What we have today

Connected databases are an information framework that is powerful, assigning the needed memory when the program is started.
Insertion and erasure node operations are easily implemented in a linked list.
Linear information structures such as stacks and queues are often executed with a linked list.
They could reduce access time and might expand in real time without memory overhead.

They have a tendency to squander additional storage space being on account of pointers required by memory.
Nodes in a linked list should be read in order right from the start as linked lists are naturally sequential access.
Nodes are stored incontiguously, considerably increasing the time required to get individual components within the list.

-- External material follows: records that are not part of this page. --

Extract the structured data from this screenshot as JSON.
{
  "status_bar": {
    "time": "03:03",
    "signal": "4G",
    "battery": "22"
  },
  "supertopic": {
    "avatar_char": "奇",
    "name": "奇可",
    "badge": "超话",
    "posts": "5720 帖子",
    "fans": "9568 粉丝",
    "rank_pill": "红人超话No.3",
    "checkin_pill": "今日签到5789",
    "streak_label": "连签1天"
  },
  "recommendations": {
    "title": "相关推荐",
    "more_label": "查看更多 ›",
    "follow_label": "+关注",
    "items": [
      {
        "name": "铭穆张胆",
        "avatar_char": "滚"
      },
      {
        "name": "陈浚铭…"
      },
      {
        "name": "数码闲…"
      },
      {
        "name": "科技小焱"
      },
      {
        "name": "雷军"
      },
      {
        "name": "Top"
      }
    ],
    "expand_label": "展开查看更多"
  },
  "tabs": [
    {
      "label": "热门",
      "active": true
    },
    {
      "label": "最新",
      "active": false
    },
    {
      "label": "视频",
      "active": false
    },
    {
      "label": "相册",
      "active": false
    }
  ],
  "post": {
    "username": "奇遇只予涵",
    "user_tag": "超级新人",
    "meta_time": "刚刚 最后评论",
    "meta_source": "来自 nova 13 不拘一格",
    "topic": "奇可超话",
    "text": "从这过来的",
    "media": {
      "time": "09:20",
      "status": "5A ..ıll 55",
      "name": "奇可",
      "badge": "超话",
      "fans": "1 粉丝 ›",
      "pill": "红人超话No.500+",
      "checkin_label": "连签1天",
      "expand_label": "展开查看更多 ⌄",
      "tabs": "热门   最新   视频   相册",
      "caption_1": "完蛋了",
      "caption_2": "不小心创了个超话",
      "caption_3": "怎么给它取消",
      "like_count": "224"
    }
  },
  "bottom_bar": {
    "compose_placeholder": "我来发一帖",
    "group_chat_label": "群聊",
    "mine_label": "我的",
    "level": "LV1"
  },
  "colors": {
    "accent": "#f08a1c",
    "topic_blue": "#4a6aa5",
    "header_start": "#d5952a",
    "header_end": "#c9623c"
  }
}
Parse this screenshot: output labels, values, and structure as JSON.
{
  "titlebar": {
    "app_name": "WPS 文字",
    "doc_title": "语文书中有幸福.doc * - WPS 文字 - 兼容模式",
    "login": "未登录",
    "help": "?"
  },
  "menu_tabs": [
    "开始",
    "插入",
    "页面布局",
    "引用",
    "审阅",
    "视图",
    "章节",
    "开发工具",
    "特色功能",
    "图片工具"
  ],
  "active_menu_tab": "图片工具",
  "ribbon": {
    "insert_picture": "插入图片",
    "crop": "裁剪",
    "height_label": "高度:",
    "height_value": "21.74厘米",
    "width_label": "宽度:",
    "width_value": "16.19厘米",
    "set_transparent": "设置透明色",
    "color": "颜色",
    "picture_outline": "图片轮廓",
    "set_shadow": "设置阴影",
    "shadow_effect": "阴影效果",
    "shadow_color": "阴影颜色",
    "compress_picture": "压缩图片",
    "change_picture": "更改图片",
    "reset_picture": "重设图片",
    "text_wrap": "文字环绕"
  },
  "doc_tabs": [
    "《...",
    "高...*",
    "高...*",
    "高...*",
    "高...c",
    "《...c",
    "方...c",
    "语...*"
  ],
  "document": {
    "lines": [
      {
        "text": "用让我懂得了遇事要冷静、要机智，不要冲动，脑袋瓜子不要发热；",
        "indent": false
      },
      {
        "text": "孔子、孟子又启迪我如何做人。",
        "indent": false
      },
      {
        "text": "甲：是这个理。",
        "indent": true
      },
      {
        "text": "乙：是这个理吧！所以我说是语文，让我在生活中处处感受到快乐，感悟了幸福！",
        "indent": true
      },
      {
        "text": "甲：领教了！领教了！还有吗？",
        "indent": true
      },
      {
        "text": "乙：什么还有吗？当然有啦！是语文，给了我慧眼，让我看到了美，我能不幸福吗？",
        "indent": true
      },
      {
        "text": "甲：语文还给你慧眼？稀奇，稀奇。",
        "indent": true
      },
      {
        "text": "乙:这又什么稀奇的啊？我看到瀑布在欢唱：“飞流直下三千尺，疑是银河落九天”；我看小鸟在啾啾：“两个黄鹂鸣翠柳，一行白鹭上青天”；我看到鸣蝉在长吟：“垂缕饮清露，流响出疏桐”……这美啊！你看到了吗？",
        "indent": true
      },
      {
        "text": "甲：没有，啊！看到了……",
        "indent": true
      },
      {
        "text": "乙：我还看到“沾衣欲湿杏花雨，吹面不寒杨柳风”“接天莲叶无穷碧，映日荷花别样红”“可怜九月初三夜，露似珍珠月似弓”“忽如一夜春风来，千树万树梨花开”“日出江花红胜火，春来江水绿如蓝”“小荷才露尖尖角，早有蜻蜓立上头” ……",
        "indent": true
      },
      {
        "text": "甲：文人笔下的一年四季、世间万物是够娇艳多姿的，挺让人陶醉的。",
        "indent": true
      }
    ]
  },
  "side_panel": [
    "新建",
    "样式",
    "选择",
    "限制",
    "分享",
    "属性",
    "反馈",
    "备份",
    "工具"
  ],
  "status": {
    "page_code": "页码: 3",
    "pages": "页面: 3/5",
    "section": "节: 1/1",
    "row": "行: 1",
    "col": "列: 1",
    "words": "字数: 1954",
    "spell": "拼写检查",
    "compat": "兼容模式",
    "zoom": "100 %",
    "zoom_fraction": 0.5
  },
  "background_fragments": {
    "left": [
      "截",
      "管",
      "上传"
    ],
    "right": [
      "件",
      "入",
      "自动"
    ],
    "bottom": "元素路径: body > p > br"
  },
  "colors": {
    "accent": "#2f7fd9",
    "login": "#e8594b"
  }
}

Problems arise in connected databases with regards to reverse crossing. Singly linked lists are not exceptionally easy to browse backwards, and memory is wasted in assigning room for a back pointer while doubly linked lists are rather simpler to read.